"At a semi-monthly communication of Fairmont Lodge No. 9, of Free and Accepted Masons, begun and held at their hall in Fairmont, on Monday evening the 5th of December, A. L. 5864, A. D. 1864.
Upon motion made and seconded, tho following preamble and resolution were adopted, to-wit:
- Whereas, This Lodge is informed by its Committee of Correspondence — Brother Boyd — that after he had procured a proper person to install the Grand Officers elect of the Grand Lodge of West Virginia, he notified the G. M. and G. S. elect, of the time and place appointed for said installation, and requested the Grand Secretary to notify tho Lodges within tho bounds of said State to send proxies to the installation; and
- Whereas, the said Grand Master and Grand Secretary elect, have declined to act, from the fact, as they say, that the adjournment of the convention sine die, was irregular, and therefore tho whole proceeding of the body was null and void. And
- Whereas, this Lodge was the first to take action upon the organization of a Grand Lodge in West Virginia, and still believing that it is for the good of the Craft that a Grand Lodge be organized, therefore

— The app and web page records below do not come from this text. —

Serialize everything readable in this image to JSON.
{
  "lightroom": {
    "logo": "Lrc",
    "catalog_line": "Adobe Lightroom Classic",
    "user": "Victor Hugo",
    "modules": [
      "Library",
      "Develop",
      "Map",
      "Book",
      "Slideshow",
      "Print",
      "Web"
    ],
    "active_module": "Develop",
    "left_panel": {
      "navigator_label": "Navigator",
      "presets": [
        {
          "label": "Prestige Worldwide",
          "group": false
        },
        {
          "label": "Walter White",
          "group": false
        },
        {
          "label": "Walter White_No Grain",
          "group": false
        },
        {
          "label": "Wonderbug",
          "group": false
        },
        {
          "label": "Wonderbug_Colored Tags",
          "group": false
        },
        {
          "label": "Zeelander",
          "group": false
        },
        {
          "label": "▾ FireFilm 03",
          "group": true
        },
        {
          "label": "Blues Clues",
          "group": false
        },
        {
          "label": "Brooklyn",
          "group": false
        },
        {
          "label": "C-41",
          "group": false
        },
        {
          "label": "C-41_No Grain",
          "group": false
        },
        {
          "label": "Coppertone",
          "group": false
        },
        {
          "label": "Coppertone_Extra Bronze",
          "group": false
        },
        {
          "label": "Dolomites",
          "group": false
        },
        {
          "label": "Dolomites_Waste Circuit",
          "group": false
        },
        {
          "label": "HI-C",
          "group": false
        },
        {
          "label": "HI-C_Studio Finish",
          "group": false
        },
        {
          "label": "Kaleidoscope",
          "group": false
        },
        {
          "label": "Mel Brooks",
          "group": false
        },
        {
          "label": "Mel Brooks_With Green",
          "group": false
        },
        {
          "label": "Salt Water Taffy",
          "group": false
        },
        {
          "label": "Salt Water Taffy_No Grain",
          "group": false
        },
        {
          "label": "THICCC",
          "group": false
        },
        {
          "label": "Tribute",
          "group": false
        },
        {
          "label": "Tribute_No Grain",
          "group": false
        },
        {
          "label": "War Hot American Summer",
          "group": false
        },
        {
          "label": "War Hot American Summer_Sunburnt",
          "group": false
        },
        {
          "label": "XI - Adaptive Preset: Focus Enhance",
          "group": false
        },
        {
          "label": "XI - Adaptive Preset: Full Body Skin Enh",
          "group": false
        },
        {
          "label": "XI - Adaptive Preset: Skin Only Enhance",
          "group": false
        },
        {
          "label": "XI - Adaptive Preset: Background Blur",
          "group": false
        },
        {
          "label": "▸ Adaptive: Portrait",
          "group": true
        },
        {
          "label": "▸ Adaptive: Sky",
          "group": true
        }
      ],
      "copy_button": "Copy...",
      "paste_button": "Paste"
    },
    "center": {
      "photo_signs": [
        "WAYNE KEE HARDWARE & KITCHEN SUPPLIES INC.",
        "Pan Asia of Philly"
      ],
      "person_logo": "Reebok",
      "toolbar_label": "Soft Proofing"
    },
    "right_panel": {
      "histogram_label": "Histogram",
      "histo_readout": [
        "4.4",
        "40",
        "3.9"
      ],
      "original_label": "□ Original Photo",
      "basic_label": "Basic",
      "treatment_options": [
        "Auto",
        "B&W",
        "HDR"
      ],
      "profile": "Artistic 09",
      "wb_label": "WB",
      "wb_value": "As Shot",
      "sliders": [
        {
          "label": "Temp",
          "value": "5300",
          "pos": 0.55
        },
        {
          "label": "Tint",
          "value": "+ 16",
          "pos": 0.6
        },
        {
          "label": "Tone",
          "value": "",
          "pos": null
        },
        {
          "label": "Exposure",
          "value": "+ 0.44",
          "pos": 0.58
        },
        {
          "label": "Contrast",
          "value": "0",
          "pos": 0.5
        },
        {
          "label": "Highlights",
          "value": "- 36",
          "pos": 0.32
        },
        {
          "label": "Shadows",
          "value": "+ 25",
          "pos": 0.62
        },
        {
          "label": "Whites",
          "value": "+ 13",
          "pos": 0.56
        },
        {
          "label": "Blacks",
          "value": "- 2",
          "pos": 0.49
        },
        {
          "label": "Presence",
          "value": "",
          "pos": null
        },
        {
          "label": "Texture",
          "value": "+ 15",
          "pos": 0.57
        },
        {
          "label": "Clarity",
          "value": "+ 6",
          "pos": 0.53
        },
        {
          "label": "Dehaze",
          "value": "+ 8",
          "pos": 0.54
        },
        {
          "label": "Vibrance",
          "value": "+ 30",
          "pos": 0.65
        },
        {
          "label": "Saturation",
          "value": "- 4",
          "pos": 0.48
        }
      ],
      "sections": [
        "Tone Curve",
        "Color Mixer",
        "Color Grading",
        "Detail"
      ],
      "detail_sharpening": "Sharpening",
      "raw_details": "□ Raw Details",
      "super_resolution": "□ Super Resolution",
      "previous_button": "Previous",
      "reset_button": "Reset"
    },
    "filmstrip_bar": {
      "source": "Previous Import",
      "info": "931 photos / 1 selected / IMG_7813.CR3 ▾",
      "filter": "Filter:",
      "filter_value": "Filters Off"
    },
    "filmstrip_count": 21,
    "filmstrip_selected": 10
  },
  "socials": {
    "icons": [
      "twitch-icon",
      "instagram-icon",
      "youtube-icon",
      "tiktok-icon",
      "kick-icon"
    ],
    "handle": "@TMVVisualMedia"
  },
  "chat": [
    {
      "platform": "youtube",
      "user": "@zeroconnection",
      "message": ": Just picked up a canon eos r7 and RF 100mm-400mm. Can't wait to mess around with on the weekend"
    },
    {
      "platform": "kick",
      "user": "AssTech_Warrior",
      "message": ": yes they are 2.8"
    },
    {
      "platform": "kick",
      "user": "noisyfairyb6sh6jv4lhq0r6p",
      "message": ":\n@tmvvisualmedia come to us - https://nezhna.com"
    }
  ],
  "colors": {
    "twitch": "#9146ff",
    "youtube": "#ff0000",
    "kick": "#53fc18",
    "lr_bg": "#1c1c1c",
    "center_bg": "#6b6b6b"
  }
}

- Resolved, That Brothers F. J. Fleming, C. A. Swearingen and J. N. Boyd, be, and they are hereby appointed a committee, to draft a suitable address to all the working Lodges within the bounds of this State, and to such brethren late of the Lodges not working, setting forth the necessity and propriety of organi zing a Grand Lodge in West Virginia, and inviting and urging them to appoint delegates to a Convention to be held at Fair mont on trie day of , 1865, and report to this Lodge at the earliest practicable time.
A Copy — Teste: C. A. Swearingen, Secretary.
Brethren :— In again inviting you to assemble in Convention for the purpose of organizing a Grand Lodge of the State of West Virginia, we feel that it is unnecessary for us to argue at length the right or expediency of Subordinate Lodges of this State to establish a Grand Lodge, as the very fact that we live under what is beyond all doubt a de facto State government, determines, according to the usages of the order, the legality of such a proceeding; and your own experience, since communication with the Grand Lodge of Virginia has been destroyed, must have convinced you of the necessity of a Grand Lodge.
We, therefore, respectfully and earnestly invite you to send regularly appointed delegates to a Convention to be held in Fairmont, on Wednesday evening, April 12th, 1865, for the purpose of electing the officers of a Grand Lodge. It is hoped that every working Lodge in the State will be represented. It is also hoped that brethren belonging to Lodges not active, will attend.
Brethren, please give the subject early attention in your Lodges, and let us meet and consummate the work before us, in the spirit of brotherly love and affection.
F. J. Fleming, W. M., C. A. Swearingen, Sec'y.
J. X. Boyd.
Fairmont, February 21st, 1865.